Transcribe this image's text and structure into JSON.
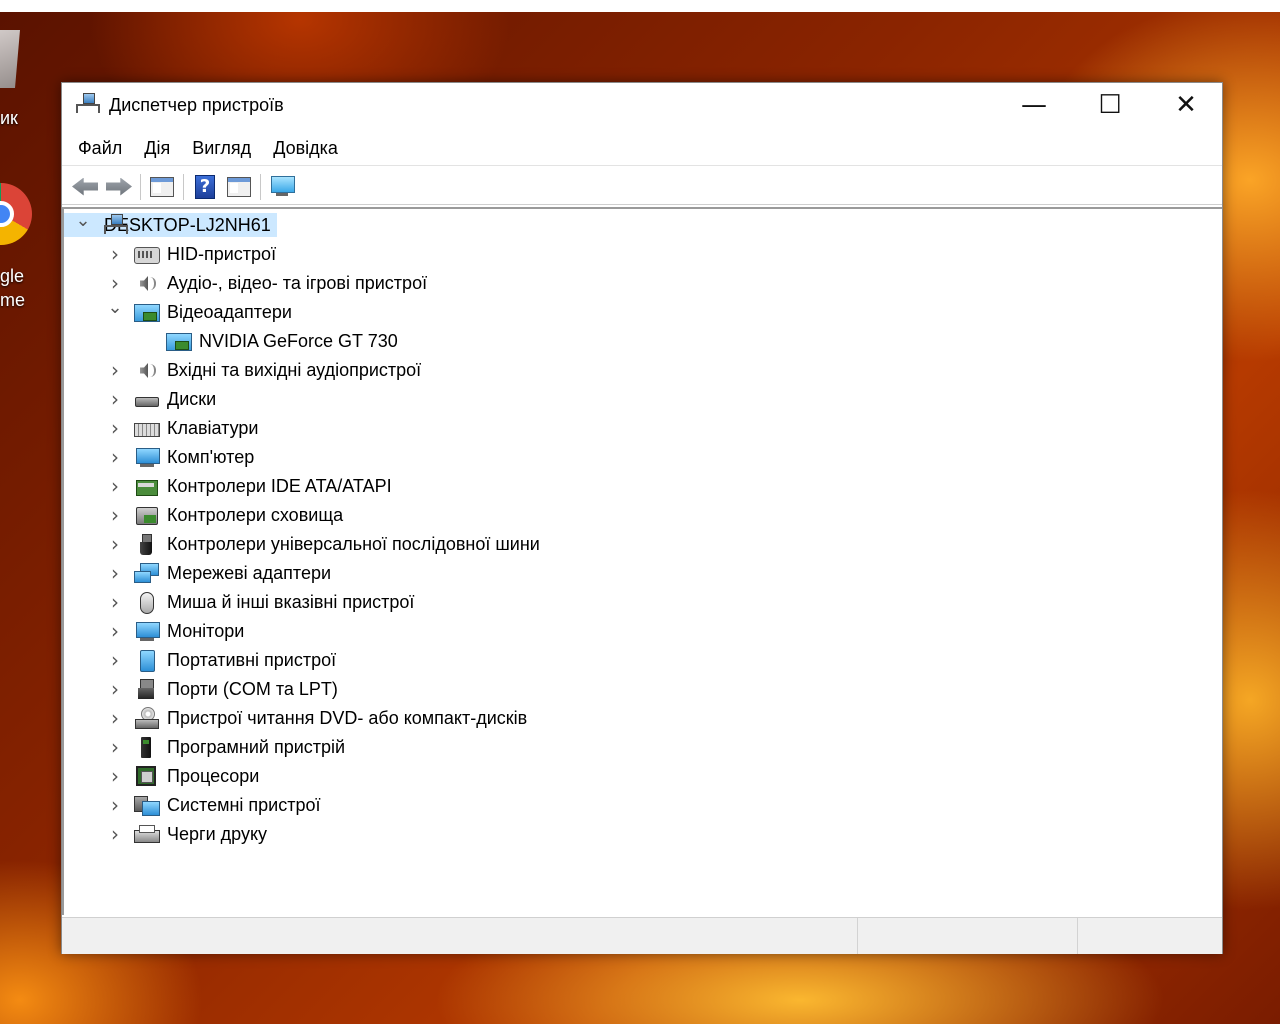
{
  "desktop": {
    "recycle_label": "ик",
    "chrome_label_line1": "gle",
    "chrome_label_line2": "me"
  },
  "window": {
    "title": "Диспетчер пристроїв",
    "controls": {
      "minimize": "—",
      "maximize": "☐",
      "close": "✕"
    }
  },
  "menu": [
    "Файл",
    "Дія",
    "Вигляд",
    "Довідка"
  ],
  "toolbar": [
    "back",
    "forward",
    "properties",
    "help",
    "update-driver",
    "scan-hardware"
  ],
  "tree": {
    "root": "DESKTOP-LJ2NH61",
    "categories": [
      {
        "label": "HID-пристрої",
        "icon": "hid-icon",
        "expanded": false
      },
      {
        "label": "Аудіо-, відео- та ігрові пристрої",
        "icon": "audio-icon",
        "expanded": false
      },
      {
        "label": "Відеоадаптери",
        "icon": "video-adapter-icon",
        "expanded": true,
        "children": [
          "NVIDIA GeForce GT 730"
        ]
      },
      {
        "label": "Вхідні та вихідні аудіопристрої",
        "icon": "audio-icon",
        "expanded": false
      },
      {
        "label": "Диски",
        "icon": "disk-icon",
        "expanded": false
      },
      {
        "label": "Клавіатури",
        "icon": "keyboard-icon",
        "expanded": false
      },
      {
        "label": "Комп'ютер",
        "icon": "computer-icon",
        "expanded": false
      },
      {
        "label": "Контролери IDE ATA/ATAPI",
        "icon": "ide-controller-icon",
        "expanded": false
      },
      {
        "label": "Контролери сховища",
        "icon": "storage-controller-icon",
        "expanded": false
      },
      {
        "label": "Контролери універсальної послідовної шини",
        "icon": "usb-icon",
        "expanded": false
      },
      {
        "label": "Мережеві адаптери",
        "icon": "network-adapter-icon",
        "expanded": false
      },
      {
        "label": "Миша й інші вказівні пристрої",
        "icon": "mouse-icon",
        "expanded": false
      },
      {
        "label": "Монітори",
        "icon": "monitor-icon",
        "expanded": false
      },
      {
        "label": "Портативні пристрої",
        "icon": "portable-device-icon",
        "expanded": false
      },
      {
        "label": "Порти (COM та LPT)",
        "icon": "ports-icon",
        "expanded": false
      },
      {
        "label": "Пристрої читання DVD- або компакт-дисків",
        "icon": "dvd-icon",
        "expanded": false
      },
      {
        "label": "Програмний пристрій",
        "icon": "software-device-icon",
        "expanded": false
      },
      {
        "label": "Процесори",
        "icon": "processor-icon",
        "expanded": false
      },
      {
        "label": "Системні пристрої",
        "icon": "system-device-icon",
        "expanded": false
      },
      {
        "label": "Черги друку",
        "icon": "printer-icon",
        "expanded": false
      }
    ]
  },
  "colors": {
    "selection": "#cce8ff",
    "window_bg": "#ffffff",
    "statusbar_bg": "#f0f0f0"
  }
}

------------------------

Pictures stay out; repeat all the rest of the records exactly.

Transcribe this image's text and structure into JSON.
{
  "desktop": {
    "recycle_label": "ик",
    "chrome_label_line1": "gle",
    "chrome_label_line2": "me"
  },
  "window": {
    "title": "Диспетчер пристроїв",
    "controls": {
      "minimize": "—",
      "maximize": "☐",
      "close": "✕"
    }
  },
  "menu": [
    "Файл",
    "Дія",
    "Вигляд",
    "Довідка"
  ],
  "toolbar": [
    "back",
    "forward",
    "properties",
    "help",
    "update-driver",
    "scan-hardware"
  ],
  "tree": {
    "root": "DESKTOP-LJ2NH61",
    "categories": [
      {
        "label": "HID-пристрої",
        "icon": "hid-icon",
        "expanded": false
      },
      {
        "label": "Аудіо-, відео- та ігрові пристрої",
        "icon": "audio-icon",
        "expanded": false
      },
      {
        "label": "Відеоадаптери",
        "icon": "video-adapter-icon",
        "expanded": true,
        "children": [
          "NVIDIA GeForce GT 730"
        ]
      },
      {
        "label": "Вхідні та вихідні аудіопристрої",
        "icon": "audio-icon",
        "expanded": false
      },
      {
        "label": "Диски",
        "icon": "disk-icon",
        "expanded": false
      },
      {
        "label": "Клавіатури",
        "icon": "keyboard-icon",
        "expanded": false
      },
      {
        "label": "Комп'ютер",
        "icon": "computer-icon",
        "expanded": false
      },
      {
        "label": "Контролери IDE ATA/ATAPI",
        "icon": "ide-controller-icon",
        "expanded": false
      },
      {
        "label": "Контролери сховища",
        "icon": "storage-controller-icon",
        "expanded": false
      },
      {
        "label": "Контролери універсальної послідовної шини",
        "icon": "usb-icon",
        "expanded": false
      },
      {
        "label": "Мережеві адаптери",
        "icon": "network-adapter-icon",
        "expanded": false
      },
      {
        "label": "Миша й інші вказівні пристрої",
        "icon": "mouse-icon",
        "expanded": false
      },
      {
        "label": "Монітори",
        "icon": "monitor-icon",
        "expanded": false
      },
      {
        "label": "Портативні пристрої",
        "icon": "portable-device-icon",
        "expanded": false
      },
      {
        "label": "Порти (COM та LPT)",
        "icon": "ports-icon",
        "expanded": false
      },
      {
        "label": "Пристрої читання DVD- або компакт-дисків",
        "icon": "dvd-icon",
        "expanded": false
      },
      {
        "label": "Програмний пристрій",
        "icon": "software-device-icon",
        "expanded": false
      },
      {
        "label": "Процесори",
        "icon": "processor-icon",
        "expanded": false
      },
      {
        "label": "Системні пристрої",
        "icon": "system-device-icon",
        "expanded": false
      },
      {
        "label": "Черги друку",
        "icon": "printer-icon",
        "expanded": false
      }
    ]
  },
  "colors": {
    "selection": "#cce8ff",
    "window_bg": "#ffffff",
    "statusbar_bg": "#f0f0f0"
  }
}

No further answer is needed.